I had been teaching English in Vietnam for 3 years when a friend told me about Allambie. Having been there for a while and previously volunteered at another orphanage in Ho Chi Minh City I had a fair idea what Vietnamese orphanages were like and was interested in Allambie as it sounded like something completely different.
I got in touch with Suzanne and we arranged to meet for a coffee. Suzanne told me her incredible story, how she had previously volunteered in an orphanage in Saigon and how she had wanted to create something different, a home. I completely understood what she was saying.
The orphanage I had volunteered in before had around 100 children who in the evening were cramped into three different rooms. What Suzanne had wanted to create was a family home where all the children felt safe and loved. Suzanne told me about each of the children. She told me about their backgrounds and how they had come to Allambie. She told me what they like doing and their hopes for the future.
She spoke so passionately about each of the children I could tell how important it was for her to nurture each of them individually. I had a great deal of admiration for how Suzanne had completely uprooted her life in order to open this house. Suzanne didn’t see it that way though, she just saw it as something that she needed to do.
For my first visit to Allambie Suzanne invited me to the house for dinner and to meet the children. When I arrived at the house it couldn’t have been more different from the orphanage I had previously worked at or what you would imagine an orphanage to look like. The house was huge! The children had spacious bedrooms which they had decorated with posters and there was no more than 2 children to a room. There was even a classroom and a rooftop terrace on the top floor.
You could tell straight away that this place was a so much more than an orphanage, it was a family home. The children were all so welcoming and polite. We sat down to dinner and Suzanne asked the children how their day at school had been and what homework they had been given. It was the first time since I’d been in Asia that I felt like I was in a family environment. After dinner I played board games with the kids.

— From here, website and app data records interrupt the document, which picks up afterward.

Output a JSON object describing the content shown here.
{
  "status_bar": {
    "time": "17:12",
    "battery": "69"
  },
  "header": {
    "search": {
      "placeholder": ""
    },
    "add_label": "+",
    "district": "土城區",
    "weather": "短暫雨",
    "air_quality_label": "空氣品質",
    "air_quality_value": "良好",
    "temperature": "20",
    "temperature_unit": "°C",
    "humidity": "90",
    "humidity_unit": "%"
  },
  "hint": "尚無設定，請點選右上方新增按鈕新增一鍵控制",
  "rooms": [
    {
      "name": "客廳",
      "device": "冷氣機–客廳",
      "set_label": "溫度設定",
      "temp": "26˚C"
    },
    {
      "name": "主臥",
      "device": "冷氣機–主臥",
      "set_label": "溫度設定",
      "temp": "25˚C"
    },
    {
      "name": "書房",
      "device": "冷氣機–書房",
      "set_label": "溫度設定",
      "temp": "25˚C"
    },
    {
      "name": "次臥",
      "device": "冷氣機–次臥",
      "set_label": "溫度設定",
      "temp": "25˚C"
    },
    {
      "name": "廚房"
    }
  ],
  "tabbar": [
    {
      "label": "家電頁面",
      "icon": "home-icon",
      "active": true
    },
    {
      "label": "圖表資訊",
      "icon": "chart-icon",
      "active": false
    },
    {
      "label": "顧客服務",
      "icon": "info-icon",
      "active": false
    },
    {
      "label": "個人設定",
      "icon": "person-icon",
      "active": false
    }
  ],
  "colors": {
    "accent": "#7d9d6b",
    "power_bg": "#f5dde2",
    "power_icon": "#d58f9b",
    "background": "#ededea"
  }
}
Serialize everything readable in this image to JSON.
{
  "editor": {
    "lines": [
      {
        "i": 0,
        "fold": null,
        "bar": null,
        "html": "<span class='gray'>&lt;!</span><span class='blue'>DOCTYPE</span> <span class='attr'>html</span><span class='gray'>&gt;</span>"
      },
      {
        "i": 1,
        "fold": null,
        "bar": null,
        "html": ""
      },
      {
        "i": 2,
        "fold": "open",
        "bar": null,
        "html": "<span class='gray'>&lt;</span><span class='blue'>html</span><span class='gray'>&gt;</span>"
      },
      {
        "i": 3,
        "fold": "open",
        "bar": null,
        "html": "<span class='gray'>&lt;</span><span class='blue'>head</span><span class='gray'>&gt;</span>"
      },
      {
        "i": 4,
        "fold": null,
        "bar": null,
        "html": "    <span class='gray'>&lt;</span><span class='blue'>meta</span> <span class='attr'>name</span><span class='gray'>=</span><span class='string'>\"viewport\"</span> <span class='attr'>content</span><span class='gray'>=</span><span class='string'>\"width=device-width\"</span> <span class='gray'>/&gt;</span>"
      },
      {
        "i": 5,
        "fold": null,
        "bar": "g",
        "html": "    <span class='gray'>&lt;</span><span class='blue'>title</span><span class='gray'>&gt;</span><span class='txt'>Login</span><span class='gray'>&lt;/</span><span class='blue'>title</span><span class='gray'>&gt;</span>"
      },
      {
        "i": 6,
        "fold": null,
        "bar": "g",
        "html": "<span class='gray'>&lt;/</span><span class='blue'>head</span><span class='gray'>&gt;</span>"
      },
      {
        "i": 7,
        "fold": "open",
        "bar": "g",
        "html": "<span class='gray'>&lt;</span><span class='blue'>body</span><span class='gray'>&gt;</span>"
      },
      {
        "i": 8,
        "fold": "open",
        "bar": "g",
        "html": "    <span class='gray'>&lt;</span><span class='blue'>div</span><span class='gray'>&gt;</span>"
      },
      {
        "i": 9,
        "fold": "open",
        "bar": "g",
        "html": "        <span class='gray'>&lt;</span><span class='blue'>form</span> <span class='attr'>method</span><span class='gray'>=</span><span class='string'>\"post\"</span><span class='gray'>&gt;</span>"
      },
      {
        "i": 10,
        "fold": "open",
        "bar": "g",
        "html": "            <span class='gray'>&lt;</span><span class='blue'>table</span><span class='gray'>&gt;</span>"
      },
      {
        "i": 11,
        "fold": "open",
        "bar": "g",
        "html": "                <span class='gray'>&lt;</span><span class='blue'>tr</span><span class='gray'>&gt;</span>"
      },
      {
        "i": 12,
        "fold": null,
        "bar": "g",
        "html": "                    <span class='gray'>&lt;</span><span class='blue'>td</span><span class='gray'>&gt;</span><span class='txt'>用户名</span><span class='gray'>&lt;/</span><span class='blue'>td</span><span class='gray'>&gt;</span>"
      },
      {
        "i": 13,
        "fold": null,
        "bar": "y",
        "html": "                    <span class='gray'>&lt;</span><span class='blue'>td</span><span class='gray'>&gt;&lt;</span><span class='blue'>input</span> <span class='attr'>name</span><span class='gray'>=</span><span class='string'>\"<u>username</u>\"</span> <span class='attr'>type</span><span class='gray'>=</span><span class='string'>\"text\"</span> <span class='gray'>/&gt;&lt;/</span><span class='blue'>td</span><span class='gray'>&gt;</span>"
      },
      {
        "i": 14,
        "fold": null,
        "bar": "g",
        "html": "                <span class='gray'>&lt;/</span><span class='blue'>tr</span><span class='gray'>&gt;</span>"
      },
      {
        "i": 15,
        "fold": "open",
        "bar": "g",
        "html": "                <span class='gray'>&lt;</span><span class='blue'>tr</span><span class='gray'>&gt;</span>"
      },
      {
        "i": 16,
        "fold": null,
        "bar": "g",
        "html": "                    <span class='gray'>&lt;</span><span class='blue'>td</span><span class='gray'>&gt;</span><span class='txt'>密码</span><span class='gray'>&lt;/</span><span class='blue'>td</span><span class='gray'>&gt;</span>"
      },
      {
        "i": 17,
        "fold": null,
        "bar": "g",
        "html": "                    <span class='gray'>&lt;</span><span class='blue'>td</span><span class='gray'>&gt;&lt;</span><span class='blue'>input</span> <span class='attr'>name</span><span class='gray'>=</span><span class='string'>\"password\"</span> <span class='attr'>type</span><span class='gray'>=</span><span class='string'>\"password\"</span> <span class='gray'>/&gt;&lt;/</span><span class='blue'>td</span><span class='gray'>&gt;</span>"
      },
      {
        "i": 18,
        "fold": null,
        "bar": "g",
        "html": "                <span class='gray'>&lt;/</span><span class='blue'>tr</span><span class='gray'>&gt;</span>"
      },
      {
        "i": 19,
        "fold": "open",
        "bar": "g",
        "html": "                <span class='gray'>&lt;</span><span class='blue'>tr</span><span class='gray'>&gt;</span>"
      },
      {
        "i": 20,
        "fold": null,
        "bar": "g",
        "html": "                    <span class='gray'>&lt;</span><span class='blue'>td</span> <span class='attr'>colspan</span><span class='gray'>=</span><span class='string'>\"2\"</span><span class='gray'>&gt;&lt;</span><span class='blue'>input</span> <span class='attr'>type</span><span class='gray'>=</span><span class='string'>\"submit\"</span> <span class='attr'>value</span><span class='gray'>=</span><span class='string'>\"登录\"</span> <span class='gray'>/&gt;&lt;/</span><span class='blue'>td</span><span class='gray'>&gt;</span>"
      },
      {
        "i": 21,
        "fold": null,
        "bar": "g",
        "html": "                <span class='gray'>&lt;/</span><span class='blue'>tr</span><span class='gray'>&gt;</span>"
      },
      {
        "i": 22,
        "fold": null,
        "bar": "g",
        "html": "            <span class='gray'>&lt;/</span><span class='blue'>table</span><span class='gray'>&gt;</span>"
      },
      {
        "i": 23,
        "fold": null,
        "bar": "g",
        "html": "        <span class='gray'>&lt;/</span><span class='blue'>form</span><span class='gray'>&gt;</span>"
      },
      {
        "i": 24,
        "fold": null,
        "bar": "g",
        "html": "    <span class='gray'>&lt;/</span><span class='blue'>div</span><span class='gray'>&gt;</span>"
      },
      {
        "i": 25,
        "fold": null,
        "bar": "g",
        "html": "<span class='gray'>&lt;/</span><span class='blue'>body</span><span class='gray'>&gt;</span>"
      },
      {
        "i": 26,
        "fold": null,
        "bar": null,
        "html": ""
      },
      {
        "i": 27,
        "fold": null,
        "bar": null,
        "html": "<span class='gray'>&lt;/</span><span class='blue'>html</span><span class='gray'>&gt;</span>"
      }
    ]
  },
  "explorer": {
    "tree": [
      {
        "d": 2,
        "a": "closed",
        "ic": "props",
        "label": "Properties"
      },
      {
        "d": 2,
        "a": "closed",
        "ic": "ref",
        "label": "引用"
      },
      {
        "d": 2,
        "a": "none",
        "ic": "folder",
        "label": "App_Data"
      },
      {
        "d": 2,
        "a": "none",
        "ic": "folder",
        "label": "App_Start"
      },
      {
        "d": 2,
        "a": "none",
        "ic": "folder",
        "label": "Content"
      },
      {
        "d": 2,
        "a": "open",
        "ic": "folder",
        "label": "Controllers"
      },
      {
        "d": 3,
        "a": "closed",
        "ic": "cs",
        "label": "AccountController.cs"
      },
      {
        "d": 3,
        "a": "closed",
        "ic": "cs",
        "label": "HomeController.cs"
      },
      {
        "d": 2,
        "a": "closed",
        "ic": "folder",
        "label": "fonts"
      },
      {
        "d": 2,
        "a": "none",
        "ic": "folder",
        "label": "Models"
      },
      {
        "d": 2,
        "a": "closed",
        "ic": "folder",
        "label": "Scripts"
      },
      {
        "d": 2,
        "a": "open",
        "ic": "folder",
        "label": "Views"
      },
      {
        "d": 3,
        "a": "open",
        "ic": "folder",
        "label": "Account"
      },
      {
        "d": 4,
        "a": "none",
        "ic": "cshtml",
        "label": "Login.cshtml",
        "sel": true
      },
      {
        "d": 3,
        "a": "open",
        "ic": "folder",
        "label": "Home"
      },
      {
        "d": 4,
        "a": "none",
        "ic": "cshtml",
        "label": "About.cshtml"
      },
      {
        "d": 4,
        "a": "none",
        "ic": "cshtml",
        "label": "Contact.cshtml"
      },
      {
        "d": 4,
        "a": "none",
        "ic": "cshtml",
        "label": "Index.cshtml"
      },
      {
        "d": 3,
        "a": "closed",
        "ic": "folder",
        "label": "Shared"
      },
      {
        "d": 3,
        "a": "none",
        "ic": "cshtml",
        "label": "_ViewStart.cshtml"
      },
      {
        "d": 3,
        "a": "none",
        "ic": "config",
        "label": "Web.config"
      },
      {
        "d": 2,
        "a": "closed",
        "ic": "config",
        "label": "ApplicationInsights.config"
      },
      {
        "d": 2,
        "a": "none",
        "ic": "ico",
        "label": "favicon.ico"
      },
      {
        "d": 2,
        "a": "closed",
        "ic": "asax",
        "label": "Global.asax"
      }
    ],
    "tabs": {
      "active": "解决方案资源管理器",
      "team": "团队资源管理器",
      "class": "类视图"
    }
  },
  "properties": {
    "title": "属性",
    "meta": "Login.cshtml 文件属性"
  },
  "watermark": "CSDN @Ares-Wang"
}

We had such a lovely evening, the kids were all so well mannered and genuinely happy to be hanging out and getting to know me. Suzanne wanted to have one foreign volunteer for each of the kids and decided that I would be most suited to being Truc’s volunteer. Truc was 17 when I began teaching her. She is a really smart girl but she can be very quiet. Her English is pretty good but she’s definitely more of a listener so Suzanne suggested that we focus on improving her confidence in speaking.
Suzanne gave me great support with identifying Truc’s strengths and weaknesses but she also gave me the freedom and flexibility to see what teaching method suited both myself and Truc. I taught Truc one evening a week. We practiced role play speaking exercises and over the three months I worked with Truc I definitely saw an improvement in her English and a greater willingness to speak English.
I got to know Truc very well over the three months I worked with her. She is a happy, kind and caring girl and thanks to Suzanne she has been given the chance to achieve her potential in the future.
At the end of May I returned to the UK to go back to University. Suzanne invited me to the house to have dinner with her and the children before I left. After getting to know not just Truc but all the children for 3 months I was really sad to say goodbye.
I’m already missing the boys chatting about their girlfriends at school and the girls love of Vietnam’s answer to One Direction, V Music! I know that even if I don’t come back to live in Vietnam I will definitely come back to visit Allambie.
I hope people continue to support and volunteer at Allambie so that Suzanne can carry on giving these children the lives and opportunities that they deserve. Good luck with everything Suzanne. You’re doing an amazing job. You’ve created such a unique and nurturing environment for all of these children. I wish you all the best for the future.